Since the anti-incumbent groundswell produced a near-record turnover in last year's elections, lawmakers have become more sensitive to charges that moneyed interests have excessive influence on Capitol Hill. But despite progress toward fuller lobbying disclosure and tighter controls on gifts, Congress has yet to enact tougher campaign finance legislation.
Campaign finance rules have not changed much since the early 1970s when Congress passed the Federal Election Campaign Act. The landmark act requires candidates to disclose campaign contributions and expenditures and limits individual contributions to $1,000; it also put in place a public financing system for presidential elections.
In many ways the law worked as intended. But in 1976 the Supreme Court struck down provisions that limited a candidate's personal expenditures and capped campaign spending. After that, creative fund-raising techniques ensured that money would continue to play a major role in electoral politics. Today, millions flow to candidates through political action committees, through the bundling of small contributions into large ones and through so-called "soft money," given to a national political party and passed on to its candidates.

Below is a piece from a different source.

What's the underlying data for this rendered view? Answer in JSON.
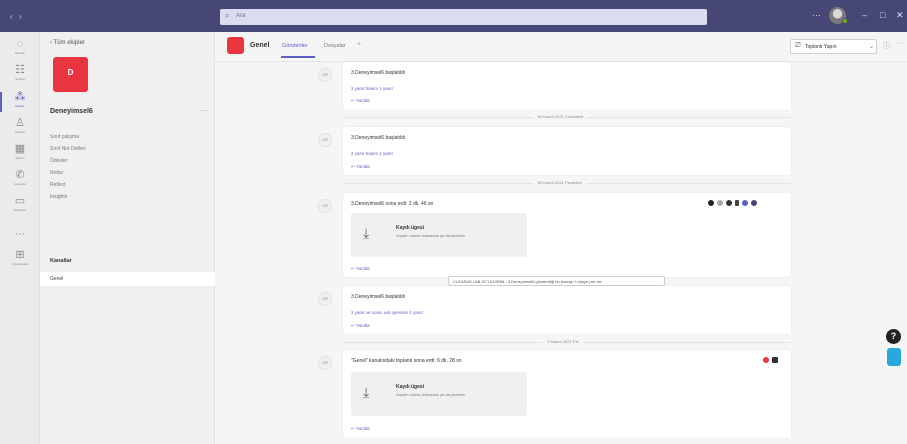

To help restore faith in the system, Sens. Russell D. Feingold (D-Wis.), John McCain (R-Ariz.) and Fred Thompson (R-Tenn.) have introduced legislation that picks up the ball on campaign finance reform. SB 1219 would reward candidates who abided by voluntary spending limits in primaries and general elections with discounted TV and radio broadcast time. A limit would be based on the size of a candidate's state.
The bipartisan bill also seeks to end the soft-money system by forcing national parties to raise funds in strict compliance with federal laws, and it forbids bundling and outlaws PACs. If a total ban on PACs was found to be unconstitutional, SB 1219 would reduce PAC contributions from $5,000 to $1,000 per election and limit the amount a PAC could give to a candidate to no more than 20% of the state spending limit.
Now the question is: Will Congress back SB 1219 or will more turnover on Capitol Hill be needed before it gets the message?